Since December, 41 projects have been awarded Grow NJ incentives totaling over $715M, and these projects are tied to the creation of 6,400 new full-time jobs and 7,700 retained at-risk jobs, Choose New Jersey CEO Tracye McDaniel told over 125 attendees at 2 Gateway Center. The state is an incentive hothouse, says Biggins Lacy Shapiro & Co executive managing director Jay Biggins, noting how a dozen other states have followed NJ’s programs. (It's also very good for growing tomatoes.)


The economic development org talks to folks in the top 50 US markets and 20 countries daily about what the Garden State has to offer for relocation and expansion, citing the success in retaining IDT in Newark and attracting RBS to Jersey City. Part of luring new biz is reimagining current office product and turning urban digs into 24-hour places that are attractive to Millennials, Tracye says. “These will determine which cities soar in the future.”

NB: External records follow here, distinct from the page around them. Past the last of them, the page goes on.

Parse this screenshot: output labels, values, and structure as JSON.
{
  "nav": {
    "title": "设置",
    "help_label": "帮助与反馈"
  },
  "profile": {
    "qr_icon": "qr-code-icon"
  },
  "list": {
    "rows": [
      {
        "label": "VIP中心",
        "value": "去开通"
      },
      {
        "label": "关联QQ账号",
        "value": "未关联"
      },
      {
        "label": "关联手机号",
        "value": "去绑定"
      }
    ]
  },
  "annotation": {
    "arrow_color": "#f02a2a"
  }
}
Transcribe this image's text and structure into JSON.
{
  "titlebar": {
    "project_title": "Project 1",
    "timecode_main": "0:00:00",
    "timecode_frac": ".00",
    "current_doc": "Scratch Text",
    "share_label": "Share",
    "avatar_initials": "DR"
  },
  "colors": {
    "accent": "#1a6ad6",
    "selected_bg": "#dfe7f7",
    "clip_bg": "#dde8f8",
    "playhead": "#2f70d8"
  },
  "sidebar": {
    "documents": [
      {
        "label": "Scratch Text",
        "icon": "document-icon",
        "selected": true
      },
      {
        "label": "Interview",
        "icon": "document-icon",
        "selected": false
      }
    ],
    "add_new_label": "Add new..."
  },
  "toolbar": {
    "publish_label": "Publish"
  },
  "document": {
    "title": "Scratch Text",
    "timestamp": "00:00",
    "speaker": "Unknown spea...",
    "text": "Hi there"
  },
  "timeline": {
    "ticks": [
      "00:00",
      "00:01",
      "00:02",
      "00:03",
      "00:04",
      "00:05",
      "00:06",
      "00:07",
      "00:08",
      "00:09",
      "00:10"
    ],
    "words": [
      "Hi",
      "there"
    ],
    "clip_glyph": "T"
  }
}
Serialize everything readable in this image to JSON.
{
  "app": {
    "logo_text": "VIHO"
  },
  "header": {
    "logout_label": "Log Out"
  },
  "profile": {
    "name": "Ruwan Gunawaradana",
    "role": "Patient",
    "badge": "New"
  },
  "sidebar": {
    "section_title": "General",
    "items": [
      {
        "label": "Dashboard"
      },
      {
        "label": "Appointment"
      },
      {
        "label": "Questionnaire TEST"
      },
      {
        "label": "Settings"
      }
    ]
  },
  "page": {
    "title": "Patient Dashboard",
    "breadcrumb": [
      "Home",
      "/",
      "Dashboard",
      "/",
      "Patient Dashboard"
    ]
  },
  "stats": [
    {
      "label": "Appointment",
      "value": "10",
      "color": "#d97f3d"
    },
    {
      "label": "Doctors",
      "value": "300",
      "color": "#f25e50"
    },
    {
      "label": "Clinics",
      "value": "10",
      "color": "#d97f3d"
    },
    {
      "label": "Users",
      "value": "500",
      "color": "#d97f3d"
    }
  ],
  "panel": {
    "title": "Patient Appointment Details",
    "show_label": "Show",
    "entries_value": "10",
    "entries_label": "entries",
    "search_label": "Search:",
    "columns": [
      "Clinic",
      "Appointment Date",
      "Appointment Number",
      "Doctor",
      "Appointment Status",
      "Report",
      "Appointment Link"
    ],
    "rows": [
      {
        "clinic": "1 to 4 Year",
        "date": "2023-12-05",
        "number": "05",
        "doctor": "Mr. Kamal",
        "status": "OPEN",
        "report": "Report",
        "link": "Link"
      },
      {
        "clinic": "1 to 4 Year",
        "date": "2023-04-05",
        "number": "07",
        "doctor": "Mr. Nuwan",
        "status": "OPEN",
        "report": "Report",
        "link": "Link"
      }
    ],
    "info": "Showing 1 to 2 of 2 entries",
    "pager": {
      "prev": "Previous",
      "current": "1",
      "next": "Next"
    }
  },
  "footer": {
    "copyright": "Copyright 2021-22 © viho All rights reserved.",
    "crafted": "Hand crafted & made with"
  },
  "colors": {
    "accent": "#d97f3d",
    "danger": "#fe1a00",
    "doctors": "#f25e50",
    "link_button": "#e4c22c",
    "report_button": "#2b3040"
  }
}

Mountain Development Corp prez Michael Seeve (right, with Kushner Cos director of development Gordon Gemma and KRE Group COO Jeremy Kaplan) says throughout history, NJ has built “palaces and fortresses” when it came to office development, but people now want open, flexible, and collaborative space. Jeremy says that incentives allow redevelopment companies like his to create communities that draw people in, while they helped LCOR turn its Hoboken Terminal and Rail Yard into a greenfield, jump starting the project's development, says VP Brent Jenkins.

2) Mixed-Use, Sustainable, and Walkable TODs


Sills Cummis & Gross member Ted Zangari (left, with Brent and RXR EVP Seth Pinsky) warns that if brokers aren't promoting incentives “you’re, in essence, committing malpractice.” That can equal tens of thousands of dollars per full-time employee, based on factors like being in an urban transit hub or in a distressed municipality. But Seth—formerly prez of the NYCEDC under Mayor Bloomberg—argues that incentives shouldn't be the headline attraction. Instead, target significant infrastructure investment and a talented workforce and customer base through mixed-use, sustainable, and walkable TODs. 

3) Infrastructure Investment


PSEG COO Ralph LaRossa (left, with Verizon NJ region prez Paul Sullivan) says that unless underlying infrastructure is good, you can’t sell an area, and that’s why PSEG has been reinvesting in the grid and rebuilding its transmission system since 2003’s Northeast blackout (or as most people remember it: "That time we realized none of us had extra batteries.") This is improving reliability and lowering power costs, he says; PSEG is also improving sub and switch stations. He says NJ is in a great spot because of the Marcellus Shale, which’ll also lower natural gas costs. Verizon is 80% finished with fiberizing Newark, which'll help businesses grow and improve communications, Paul says.

4) Location, Location, Location


Prudential Financial SVP of human resources Sharon Taylor (here with Tigerlabs Ventures CEO Bert Navarrete and Jay), whose company is NJ’s largest private employer, says the Garden State is uniquely situated to attract a broad complement of employees, including NY and Pennsylvania reverse commuters. NJ's also growing its own burgeoning creative scene: Princeton-based Bert is focused on galvanizing startup companies and creating an “entrepreneurial ecosystem” here a la Silicon Valley, with cool spaces, services, venues, and capital for these businesses (his goal is to back 60 of them). Panelists also pointed to increased interest from TAMI tenants (tech, advertising, media, Internet), like Forbes' incentivized relo to Jersey City.